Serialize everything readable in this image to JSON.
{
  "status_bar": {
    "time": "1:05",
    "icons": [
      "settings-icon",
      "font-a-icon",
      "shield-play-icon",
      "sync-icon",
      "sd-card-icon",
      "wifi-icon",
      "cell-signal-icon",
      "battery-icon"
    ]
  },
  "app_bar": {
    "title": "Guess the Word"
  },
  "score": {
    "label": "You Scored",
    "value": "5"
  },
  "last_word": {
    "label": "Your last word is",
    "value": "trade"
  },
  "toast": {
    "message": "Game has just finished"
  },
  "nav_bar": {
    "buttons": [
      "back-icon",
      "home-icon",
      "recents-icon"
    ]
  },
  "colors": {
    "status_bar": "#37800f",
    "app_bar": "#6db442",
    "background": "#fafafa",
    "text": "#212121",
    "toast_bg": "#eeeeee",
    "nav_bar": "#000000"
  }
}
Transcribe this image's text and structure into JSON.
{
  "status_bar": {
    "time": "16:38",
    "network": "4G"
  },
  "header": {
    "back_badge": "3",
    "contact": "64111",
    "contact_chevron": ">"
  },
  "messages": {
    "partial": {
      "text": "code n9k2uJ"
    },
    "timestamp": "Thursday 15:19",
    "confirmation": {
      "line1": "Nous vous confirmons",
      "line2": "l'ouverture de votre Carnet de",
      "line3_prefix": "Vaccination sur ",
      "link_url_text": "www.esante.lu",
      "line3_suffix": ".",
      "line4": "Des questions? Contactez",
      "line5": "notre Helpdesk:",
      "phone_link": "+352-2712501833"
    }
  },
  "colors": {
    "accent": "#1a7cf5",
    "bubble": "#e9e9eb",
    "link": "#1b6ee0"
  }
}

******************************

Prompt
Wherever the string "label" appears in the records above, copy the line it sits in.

Result for this task
    "label": "You Scored",
    "label": "Your last word is",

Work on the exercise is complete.